- **Your instructions**: Retype the entries below exactly, dropping the images.

- **Available records**:
********
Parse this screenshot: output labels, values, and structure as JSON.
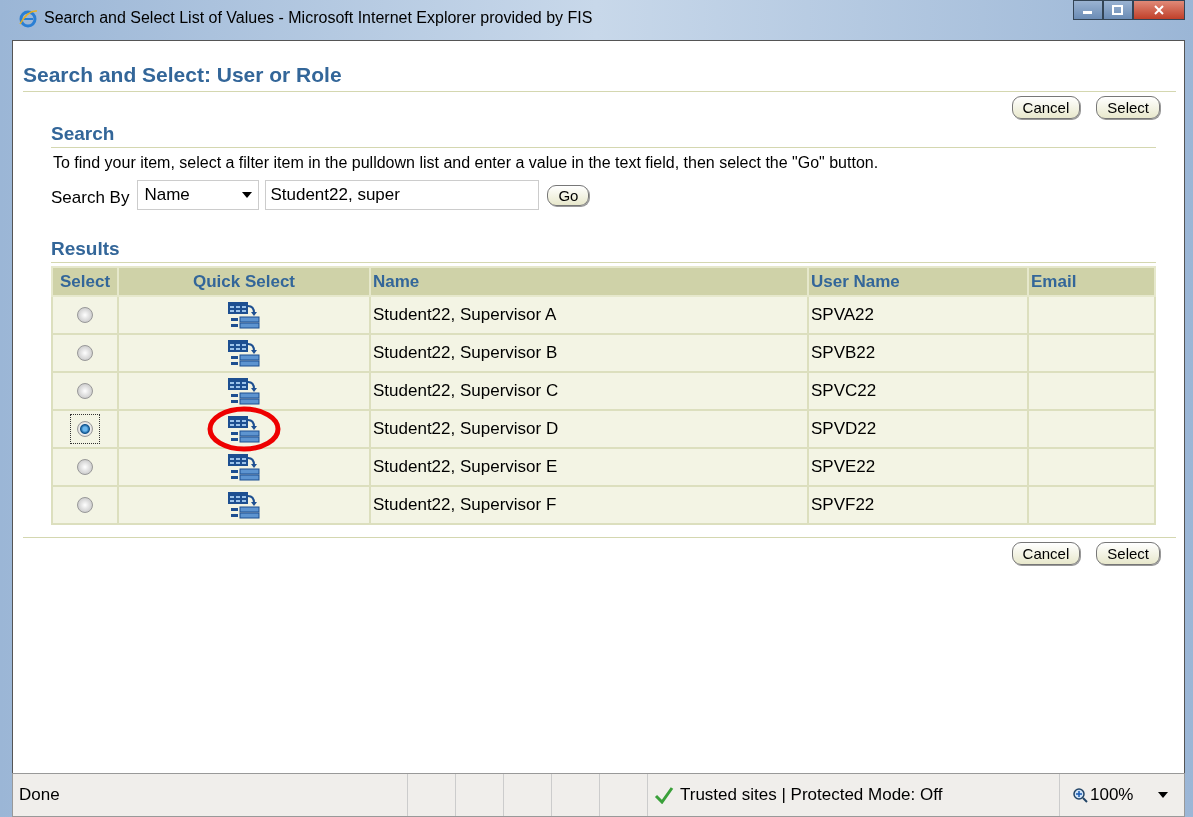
{
  "window": {
    "title": "Search and Select List of Values - Microsoft Internet Explorer provided by FIS"
  },
  "page": {
    "title": "Search and Select: User or Role",
    "buttons": [
      {
        "label": "Cancel"
      },
      {
        "label": "Select"
      }
    ]
  },
  "search": {
    "heading": "Search",
    "instructions": "To find your item, select a filter item in the pulldown list and enter a value in the text field, then select the \"Go\" button.",
    "label": "Search By",
    "filter": "Name",
    "value": "Student22, super",
    "go": "Go"
  },
  "results": {
    "heading": "Results",
    "columns": [
      "Select",
      "Quick Select",
      "Name",
      "User Name",
      "Email"
    ],
    "rows": [
      {
        "name": "Student22, Supervisor A",
        "user_name": "SPVA22",
        "selected": false,
        "circled": false
      },
      {
        "name": "Student22, Supervisor B",
        "user_name": "SPVB22",
        "selected": false,
        "circled": false
      },
      {
        "name": "Student22, Supervisor C",
        "user_name": "SPVC22",
        "selected": false,
        "circled": false
      },
      {
        "name": "Student22, Supervisor D",
        "user_name": "SPVD22",
        "selected": true,
        "circled": true
      },
      {
        "name": "Student22, Supervisor E",
        "user_name": "SPVE22",
        "selected": false,
        "circled": false
      },
      {
        "name": "Student22, Supervisor F",
        "user_name": "SPVF22",
        "selected": false,
        "circled": false
      }
    ]
  },
  "footer_buttons": [
    {
      "label": "Cancel"
    },
    {
      "label": "Select"
    }
  ],
  "status_bar": {
    "status": "Done",
    "zone": "Trusted sites | Protected Mode: Off",
    "zoom": "100%"
  }
}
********
- **Solved exercise**:
Parse this screenshot: output labels, values, and structure as JSON.
{
  "window": {
    "title": "Search and Select List of Values - Microsoft Internet Explorer provided by FIS"
  },
  "page": {
    "title": "Search and Select: User or Role",
    "buttons": [
      {
        "label": "Cancel"
      },
      {
        "label": "Select"
      }
    ]
  },
  "search": {
    "heading": "Search",
    "instructions": "To find your item, select a filter item in the pulldown list and enter a value in the text field, then select the \"Go\" button.",
    "label": "Search By",
    "filter": "Name",
    "value": "Student22, super",
    "go": "Go"
  },
  "results": {
    "heading": "Results",
    "columns": [
      "Select",
      "Quick Select",
      "Name",
      "User Name",
      "Email"
    ],
    "rows": [
      {
        "name": "Student22, Supervisor A",
        "user_name": "SPVA22",
        "selected": false,
        "circled": false
      },
      {
        "name": "Student22, Supervisor B",
        "user_name": "SPVB22",
        "selected": false,
        "circled": false
      },
      {
        "name": "Student22, Supervisor C",
        "user_name": "SPVC22",
        "selected": false,
        "circled": false
      },
      {
        "name": "Student22, Supervisor D",
        "user_name": "SPVD22",
        "selected": true,
        "circled": true
      },
      {
        "name": "Student22, Supervisor E",
        "user_name": "SPVE22",
        "selected": false,
        "circled": false
      },
      {
        "name": "Student22, Supervisor F",
        "user_name": "SPVF22",
        "selected": false,
        "circled": false
      }
    ]
  },
  "footer_buttons": [
    {
      "label": "Cancel"
    },
    {
      "label": "Select"
    }
  ],
  "status_bar": {
    "status": "Done",
    "zone": "Trusted sites | Protected Mode: Off",
    "zoom": "100%"
  }
}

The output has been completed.